From the entries below, work out the number of lines that hold the word "JSON", and give that number alone.

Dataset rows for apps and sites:
________________
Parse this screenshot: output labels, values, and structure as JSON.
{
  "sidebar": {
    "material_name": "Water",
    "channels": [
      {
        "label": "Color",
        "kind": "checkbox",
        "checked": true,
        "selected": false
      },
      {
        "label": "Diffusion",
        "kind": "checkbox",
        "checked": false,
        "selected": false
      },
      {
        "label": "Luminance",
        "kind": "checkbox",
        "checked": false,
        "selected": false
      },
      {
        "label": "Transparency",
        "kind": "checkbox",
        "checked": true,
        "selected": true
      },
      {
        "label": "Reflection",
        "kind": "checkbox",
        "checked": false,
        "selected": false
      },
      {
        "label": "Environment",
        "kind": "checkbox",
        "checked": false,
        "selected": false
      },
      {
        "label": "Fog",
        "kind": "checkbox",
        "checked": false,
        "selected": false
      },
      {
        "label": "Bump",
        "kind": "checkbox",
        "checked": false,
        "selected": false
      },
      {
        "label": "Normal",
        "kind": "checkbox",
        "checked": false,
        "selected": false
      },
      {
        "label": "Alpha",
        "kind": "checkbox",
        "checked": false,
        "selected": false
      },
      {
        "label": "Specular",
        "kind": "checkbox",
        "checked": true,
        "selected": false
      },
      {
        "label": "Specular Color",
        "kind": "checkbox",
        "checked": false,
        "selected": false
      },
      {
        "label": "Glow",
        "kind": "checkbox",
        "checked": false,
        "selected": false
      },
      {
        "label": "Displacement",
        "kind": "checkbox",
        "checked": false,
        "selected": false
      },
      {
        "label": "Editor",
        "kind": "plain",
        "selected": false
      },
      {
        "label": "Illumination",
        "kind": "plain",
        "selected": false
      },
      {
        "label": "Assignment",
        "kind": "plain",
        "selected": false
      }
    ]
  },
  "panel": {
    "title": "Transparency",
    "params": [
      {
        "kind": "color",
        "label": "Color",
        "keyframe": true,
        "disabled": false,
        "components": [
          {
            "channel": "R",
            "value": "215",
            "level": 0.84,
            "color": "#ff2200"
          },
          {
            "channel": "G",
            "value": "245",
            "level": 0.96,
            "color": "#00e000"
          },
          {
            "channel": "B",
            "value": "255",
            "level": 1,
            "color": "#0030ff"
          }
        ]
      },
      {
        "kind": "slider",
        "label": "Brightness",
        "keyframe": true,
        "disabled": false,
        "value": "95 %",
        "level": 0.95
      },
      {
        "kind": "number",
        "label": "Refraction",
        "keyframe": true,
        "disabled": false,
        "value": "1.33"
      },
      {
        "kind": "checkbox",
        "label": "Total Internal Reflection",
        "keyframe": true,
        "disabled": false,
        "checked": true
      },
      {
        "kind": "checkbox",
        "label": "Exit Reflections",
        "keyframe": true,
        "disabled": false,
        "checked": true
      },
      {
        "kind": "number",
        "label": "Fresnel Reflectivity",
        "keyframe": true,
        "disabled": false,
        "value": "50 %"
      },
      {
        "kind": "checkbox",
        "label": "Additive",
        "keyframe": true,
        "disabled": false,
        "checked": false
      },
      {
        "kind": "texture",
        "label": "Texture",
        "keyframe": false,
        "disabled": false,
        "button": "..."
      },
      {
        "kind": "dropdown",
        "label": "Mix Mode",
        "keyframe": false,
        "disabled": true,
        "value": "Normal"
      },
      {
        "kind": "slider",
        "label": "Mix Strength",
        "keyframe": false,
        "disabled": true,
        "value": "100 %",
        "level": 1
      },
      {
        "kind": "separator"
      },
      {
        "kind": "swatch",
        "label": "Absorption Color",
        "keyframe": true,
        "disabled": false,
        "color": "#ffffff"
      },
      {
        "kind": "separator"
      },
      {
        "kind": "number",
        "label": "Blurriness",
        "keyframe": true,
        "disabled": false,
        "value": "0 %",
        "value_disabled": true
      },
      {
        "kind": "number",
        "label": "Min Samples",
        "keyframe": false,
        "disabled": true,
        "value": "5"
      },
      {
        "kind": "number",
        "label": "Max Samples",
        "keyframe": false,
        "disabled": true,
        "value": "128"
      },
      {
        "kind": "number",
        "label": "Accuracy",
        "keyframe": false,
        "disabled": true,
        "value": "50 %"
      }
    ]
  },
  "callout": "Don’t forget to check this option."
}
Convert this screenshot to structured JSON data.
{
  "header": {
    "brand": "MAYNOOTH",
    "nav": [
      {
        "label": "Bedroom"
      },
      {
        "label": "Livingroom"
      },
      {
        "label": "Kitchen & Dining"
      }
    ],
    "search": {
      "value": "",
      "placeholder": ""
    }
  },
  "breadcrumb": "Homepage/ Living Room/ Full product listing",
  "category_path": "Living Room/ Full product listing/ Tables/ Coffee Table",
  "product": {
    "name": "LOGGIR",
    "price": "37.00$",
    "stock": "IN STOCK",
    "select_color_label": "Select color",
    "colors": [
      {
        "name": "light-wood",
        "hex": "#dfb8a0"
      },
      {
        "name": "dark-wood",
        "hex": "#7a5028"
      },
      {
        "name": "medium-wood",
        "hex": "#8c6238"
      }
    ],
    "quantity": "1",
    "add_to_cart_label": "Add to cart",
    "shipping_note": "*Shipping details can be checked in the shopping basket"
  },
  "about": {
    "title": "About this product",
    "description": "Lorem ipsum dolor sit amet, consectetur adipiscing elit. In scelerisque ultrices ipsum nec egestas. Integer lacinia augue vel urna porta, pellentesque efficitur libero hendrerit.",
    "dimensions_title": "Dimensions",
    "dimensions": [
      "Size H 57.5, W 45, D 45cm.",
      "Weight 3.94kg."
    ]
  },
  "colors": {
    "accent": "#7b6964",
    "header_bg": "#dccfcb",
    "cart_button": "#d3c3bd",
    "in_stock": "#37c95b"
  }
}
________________
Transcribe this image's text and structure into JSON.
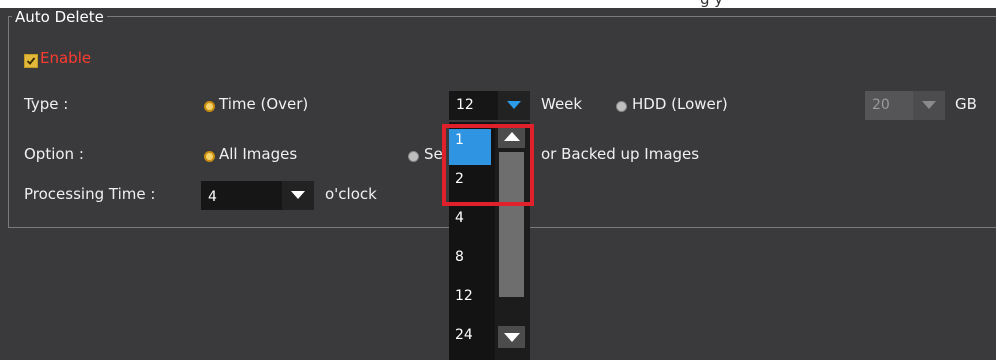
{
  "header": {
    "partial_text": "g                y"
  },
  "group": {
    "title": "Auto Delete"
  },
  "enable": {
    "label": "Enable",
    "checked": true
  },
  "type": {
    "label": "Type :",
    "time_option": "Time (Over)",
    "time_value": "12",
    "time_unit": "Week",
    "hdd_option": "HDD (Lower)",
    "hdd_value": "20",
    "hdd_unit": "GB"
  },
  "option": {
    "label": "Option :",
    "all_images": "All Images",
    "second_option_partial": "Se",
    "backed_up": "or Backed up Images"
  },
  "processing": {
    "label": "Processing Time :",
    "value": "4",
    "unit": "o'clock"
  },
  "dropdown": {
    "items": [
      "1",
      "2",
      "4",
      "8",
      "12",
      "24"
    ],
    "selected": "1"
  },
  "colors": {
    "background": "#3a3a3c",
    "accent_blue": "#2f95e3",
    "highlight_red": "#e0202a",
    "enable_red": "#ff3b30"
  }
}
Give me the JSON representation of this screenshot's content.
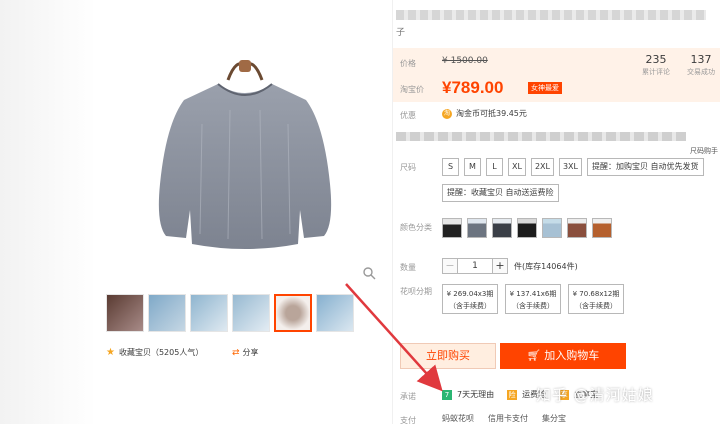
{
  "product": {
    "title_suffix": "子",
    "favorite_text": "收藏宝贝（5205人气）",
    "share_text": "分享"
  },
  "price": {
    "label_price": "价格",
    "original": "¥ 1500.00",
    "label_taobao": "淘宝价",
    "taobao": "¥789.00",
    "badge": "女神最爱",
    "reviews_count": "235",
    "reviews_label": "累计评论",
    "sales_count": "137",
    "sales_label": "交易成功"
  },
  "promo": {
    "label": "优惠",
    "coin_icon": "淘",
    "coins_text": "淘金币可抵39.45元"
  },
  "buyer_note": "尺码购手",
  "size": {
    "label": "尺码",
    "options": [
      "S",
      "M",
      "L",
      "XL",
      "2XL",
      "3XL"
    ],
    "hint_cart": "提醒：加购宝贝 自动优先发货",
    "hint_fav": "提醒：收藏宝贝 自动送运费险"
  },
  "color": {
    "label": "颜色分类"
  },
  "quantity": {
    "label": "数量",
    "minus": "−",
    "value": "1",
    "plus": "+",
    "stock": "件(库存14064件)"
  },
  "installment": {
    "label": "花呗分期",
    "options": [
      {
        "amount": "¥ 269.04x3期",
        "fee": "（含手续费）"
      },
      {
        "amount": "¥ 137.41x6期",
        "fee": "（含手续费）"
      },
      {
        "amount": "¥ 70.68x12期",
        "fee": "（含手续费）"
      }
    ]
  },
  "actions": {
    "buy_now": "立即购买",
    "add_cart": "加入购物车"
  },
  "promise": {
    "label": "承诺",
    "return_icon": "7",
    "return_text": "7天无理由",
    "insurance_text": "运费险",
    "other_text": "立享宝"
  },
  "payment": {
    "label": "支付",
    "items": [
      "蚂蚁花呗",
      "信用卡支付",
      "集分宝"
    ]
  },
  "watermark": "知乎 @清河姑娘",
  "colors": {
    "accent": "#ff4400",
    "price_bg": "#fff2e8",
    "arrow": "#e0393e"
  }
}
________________
### Solved problem
4